Copy each line of the data below with the word "formats".
[Supplied records Boundary: Start]
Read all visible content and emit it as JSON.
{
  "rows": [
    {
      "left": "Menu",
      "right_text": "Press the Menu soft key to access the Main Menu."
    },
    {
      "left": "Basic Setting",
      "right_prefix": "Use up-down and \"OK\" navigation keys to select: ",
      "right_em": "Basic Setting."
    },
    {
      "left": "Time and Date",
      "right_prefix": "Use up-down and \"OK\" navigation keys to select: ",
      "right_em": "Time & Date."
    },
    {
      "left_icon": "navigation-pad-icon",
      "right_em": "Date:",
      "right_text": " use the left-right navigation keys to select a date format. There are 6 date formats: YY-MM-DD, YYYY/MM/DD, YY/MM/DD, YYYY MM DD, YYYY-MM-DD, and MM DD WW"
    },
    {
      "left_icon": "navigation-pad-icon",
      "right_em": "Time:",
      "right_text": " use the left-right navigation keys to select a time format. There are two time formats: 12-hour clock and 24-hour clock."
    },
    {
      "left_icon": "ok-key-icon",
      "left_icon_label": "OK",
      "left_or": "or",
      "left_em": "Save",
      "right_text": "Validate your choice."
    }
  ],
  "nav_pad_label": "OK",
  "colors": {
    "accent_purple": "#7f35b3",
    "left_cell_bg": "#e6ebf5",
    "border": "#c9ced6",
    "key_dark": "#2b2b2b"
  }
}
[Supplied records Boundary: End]
#### Output for this task
      "right_text": " use the left-right navigation keys to select a date format. There are 6 date formats: YY-MM-DD, YYYY/MM/DD, YY/MM/DD, YYYY MM DD, YYYY-MM-DD, and MM DD WW"
      "right_text": " use the left-right navigation keys to select a time format. There are two time formats: 12-hour clock and 24-hour clock."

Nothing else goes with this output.